Write Your Book This Year: Before You Jump

Whoosh–slap. Whoosh–slap. Did you learn to jump rope? Remember watching two friends turn a rope, as they called you in? Whoosh–slap. Whoosh–slap. Watching, waiting, feeling the rhythm, gathering courage, fearing the rope. Once you got the hang of it, you could jump all day.

If you are hesitating to write your book, let’s use that hesitation! Feel the rhythm, watch for your opening:

1) Calendar. Create your year, month, week, and today. Where are the openings? Where do your daily check-ins fit? Where can you carve out a few hours regularly? Consistency counts: let your subconscious/muse/divine inspiration/intuition/talent angel/idea fairy know when and where to find you.

2) Circadian rhythm. When do write best? First thing in the morning, while your inner critic sleeps in? Lunchtime, after a brisk walk? Evening, as the perceptions of your day settle? Experiment. Then adjust your calendar.

Tokyo Jump Ropers
Tokyo Jump Ropers

3) Count. Children expect to miss; they are after the longest winning streak, not infinity. Keep track of writing commitments met–maybe treat yourself to gold star on your calendar. If an illness, accident, or spontaneous opportunity takes you out of the game–start a new count. It’s your turn again. Jump.
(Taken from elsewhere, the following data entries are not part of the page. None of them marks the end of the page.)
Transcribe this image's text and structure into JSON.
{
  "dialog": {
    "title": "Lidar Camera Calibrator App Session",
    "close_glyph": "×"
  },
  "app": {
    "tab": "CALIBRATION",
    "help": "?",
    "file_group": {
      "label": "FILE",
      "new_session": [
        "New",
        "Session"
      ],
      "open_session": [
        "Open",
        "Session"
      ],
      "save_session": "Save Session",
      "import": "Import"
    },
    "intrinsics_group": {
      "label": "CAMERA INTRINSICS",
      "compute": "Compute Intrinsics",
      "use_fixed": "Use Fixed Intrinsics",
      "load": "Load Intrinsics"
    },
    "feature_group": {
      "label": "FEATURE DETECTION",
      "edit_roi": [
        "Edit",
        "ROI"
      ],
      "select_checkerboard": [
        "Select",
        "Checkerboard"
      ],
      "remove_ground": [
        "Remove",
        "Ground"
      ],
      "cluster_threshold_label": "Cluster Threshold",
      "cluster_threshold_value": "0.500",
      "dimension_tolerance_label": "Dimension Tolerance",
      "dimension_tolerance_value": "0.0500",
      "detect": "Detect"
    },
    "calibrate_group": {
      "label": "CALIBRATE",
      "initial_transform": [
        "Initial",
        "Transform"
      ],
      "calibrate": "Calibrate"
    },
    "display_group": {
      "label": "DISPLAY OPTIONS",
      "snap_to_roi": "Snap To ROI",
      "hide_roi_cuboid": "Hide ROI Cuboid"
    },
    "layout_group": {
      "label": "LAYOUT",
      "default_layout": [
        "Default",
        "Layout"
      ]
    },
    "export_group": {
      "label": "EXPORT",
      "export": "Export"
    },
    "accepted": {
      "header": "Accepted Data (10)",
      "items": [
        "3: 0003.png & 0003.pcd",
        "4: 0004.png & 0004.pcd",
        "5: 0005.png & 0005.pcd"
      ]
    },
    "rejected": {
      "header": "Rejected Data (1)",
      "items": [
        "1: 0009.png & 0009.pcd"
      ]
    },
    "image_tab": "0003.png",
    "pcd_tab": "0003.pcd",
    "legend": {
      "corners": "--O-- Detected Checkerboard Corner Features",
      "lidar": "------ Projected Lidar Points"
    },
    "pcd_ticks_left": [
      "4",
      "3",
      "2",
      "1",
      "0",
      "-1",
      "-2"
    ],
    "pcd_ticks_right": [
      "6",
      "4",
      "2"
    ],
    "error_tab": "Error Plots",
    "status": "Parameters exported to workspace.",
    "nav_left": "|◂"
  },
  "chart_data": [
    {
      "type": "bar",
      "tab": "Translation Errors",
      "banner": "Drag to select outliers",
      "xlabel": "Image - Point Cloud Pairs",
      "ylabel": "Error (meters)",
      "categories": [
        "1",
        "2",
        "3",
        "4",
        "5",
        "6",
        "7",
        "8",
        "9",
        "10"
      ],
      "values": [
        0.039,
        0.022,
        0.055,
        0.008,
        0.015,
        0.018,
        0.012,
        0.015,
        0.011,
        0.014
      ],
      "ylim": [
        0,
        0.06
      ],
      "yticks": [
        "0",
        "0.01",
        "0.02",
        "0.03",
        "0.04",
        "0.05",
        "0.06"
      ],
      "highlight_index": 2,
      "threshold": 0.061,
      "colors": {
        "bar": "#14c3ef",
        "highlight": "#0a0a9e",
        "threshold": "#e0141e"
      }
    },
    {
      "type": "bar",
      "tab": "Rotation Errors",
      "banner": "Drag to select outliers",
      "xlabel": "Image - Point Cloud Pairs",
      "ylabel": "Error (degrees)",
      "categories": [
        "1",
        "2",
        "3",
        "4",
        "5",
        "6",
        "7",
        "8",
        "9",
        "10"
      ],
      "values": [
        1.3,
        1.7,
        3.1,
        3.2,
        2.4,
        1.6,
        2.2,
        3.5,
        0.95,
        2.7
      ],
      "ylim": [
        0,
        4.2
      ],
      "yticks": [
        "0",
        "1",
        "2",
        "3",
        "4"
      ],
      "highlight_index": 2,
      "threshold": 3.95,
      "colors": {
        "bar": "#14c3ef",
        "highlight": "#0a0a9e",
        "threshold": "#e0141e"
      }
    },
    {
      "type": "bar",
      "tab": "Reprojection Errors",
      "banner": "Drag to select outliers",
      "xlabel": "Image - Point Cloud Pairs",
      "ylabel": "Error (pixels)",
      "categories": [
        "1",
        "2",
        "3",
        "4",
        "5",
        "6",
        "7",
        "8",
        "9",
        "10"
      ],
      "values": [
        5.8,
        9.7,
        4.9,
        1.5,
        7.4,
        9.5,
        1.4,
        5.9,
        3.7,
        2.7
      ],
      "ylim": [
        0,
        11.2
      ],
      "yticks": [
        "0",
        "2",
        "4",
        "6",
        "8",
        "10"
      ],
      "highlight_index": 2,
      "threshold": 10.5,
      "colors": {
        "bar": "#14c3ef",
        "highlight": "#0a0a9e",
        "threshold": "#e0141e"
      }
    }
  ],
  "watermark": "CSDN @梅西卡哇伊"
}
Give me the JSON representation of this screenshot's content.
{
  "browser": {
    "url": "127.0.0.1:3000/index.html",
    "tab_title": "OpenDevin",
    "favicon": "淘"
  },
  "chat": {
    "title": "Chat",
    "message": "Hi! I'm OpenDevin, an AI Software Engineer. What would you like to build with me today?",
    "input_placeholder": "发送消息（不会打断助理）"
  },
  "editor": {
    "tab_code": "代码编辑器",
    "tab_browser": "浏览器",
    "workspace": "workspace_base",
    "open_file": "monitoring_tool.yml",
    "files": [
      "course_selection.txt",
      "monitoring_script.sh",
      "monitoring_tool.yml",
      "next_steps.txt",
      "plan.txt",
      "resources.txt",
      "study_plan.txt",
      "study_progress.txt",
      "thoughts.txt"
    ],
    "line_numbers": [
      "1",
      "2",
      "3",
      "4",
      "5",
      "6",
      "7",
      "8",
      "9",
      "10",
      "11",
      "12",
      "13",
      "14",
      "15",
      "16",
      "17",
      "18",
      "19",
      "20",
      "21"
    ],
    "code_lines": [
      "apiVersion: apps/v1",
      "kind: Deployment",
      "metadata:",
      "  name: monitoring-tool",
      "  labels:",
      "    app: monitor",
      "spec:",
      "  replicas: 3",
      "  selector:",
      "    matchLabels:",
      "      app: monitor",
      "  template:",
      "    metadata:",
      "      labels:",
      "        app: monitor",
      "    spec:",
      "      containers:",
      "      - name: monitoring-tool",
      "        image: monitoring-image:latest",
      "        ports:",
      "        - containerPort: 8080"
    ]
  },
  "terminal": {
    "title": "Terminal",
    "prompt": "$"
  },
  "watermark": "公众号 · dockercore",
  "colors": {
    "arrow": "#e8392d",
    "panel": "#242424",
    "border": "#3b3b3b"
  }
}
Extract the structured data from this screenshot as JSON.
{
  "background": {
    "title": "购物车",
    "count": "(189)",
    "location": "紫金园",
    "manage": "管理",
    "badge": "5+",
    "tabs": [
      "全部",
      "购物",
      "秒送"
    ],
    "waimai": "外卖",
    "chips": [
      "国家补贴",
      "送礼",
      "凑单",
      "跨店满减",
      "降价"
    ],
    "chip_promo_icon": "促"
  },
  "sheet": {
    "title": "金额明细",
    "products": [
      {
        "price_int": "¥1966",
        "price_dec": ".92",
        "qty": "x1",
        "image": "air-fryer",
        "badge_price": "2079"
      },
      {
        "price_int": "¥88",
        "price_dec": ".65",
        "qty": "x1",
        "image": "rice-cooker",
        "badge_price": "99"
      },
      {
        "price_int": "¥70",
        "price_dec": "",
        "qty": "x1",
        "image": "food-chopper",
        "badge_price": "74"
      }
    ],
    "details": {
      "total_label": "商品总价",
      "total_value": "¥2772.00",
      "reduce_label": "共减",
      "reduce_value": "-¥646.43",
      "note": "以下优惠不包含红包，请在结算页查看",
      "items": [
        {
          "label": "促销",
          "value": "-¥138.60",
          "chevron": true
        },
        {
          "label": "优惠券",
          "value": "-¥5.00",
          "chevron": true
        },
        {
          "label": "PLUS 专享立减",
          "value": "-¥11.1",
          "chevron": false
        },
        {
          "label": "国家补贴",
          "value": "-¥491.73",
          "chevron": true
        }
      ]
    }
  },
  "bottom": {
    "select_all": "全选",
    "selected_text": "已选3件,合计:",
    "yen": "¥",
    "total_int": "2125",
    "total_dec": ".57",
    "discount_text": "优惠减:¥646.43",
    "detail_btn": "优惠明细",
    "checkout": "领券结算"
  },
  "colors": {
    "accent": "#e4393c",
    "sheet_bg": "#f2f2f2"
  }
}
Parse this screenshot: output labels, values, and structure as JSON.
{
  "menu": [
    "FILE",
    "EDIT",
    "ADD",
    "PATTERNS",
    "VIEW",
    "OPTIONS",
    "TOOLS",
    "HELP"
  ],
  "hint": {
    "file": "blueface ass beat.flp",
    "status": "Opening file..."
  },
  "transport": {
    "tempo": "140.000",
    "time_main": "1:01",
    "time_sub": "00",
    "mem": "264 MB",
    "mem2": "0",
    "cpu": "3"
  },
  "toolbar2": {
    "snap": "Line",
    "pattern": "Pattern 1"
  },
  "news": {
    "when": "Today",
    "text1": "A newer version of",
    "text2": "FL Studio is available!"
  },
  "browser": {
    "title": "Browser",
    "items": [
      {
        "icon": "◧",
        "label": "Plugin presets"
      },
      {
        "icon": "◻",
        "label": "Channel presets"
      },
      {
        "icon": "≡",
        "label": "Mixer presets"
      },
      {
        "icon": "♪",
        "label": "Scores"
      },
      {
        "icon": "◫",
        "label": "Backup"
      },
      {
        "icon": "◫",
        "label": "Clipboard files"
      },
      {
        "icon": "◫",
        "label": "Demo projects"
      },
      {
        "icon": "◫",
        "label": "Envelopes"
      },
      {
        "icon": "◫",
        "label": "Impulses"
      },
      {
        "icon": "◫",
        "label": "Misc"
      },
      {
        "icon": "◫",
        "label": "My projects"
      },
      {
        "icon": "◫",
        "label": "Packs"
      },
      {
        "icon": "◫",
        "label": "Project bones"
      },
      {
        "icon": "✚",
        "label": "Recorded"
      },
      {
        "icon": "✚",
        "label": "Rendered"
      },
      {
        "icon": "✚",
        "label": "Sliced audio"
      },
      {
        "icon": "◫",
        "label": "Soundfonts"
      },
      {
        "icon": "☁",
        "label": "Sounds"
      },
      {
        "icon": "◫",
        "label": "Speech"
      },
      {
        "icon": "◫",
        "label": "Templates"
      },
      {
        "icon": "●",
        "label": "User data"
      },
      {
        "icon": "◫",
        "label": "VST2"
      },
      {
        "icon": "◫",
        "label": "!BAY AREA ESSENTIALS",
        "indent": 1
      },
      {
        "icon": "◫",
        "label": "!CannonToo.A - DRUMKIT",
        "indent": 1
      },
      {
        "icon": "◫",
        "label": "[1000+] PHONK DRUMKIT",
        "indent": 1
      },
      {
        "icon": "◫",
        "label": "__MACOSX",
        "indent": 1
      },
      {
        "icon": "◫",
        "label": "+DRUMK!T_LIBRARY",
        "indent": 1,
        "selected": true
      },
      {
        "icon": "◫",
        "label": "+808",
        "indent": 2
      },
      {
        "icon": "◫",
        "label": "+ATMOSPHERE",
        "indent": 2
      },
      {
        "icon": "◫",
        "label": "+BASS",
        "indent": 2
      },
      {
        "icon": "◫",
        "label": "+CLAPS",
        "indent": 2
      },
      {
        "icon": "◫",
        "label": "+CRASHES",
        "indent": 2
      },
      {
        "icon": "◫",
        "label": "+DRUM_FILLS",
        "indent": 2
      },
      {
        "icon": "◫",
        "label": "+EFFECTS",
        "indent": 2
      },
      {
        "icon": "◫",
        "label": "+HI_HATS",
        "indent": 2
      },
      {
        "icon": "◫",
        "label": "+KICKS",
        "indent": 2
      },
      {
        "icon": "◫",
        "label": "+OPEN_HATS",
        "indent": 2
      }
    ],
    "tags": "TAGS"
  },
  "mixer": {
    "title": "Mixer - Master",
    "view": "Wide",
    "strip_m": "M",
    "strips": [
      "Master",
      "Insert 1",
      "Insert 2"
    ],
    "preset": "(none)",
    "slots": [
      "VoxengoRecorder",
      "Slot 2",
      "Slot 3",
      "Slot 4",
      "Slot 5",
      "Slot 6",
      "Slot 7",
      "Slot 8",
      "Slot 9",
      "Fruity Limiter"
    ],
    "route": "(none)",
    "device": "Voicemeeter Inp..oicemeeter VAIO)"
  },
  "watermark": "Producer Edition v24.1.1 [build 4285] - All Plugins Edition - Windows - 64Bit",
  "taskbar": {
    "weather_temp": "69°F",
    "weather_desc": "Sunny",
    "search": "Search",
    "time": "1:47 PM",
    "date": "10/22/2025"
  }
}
4) Catch the rhythm. Read! Make that part of your writing schedule. Even during your writing time, it can be helpful to read a few paragraphs of a favorite book, revel in fine prose for a few minutes, then jump. Competitive jump ropers can jump in before the rope slaps the ground.



Text © Gwyn Nichols 2013. All rights reserved. WritersResort.com

Screenshot from YouTube

“Show Me Difficult”

Werner Erhard often talks about things that exist only in language: “Show me Difficult. Whales do not find anything Difficult.” And he also says something like, “I don’t have ‘too much to do.’ I have only ‘what I am doing’ and ‘what I am not doing.'” Here’s one of those places he said it. 

At this moment there are dozens of things which I am not doing. And there is this one thing that I am doing. We always have time for whatever we put first. A challenge like this keeps this blog on my DO list, rather than my NOT DO list. There is no guilty-for-not-doing list. Nor any guilty-to-be-doing list. Simply do and do not, to mess up Yoda’s famous line.

Enjoy what you’re doing. Enjoy what you are not doing.


Text © Gwyn Nichols 2011. All Rights Reserved.

The Things We Put First

“You always have time for the things you put first.”

— Wish I had the source. Do you know?


Sometimes it’s almost midnight, you have seven tasks to finish for the morning, you’ve just referred to a great video about getting enough sleep, and you’ve promised your loyal readers, all three of them, a daily blog post. So you write—because that’s the promise. And you’ve already kept more important commitments today so you can pull off one more. The work doesn’t have to be done well–just done.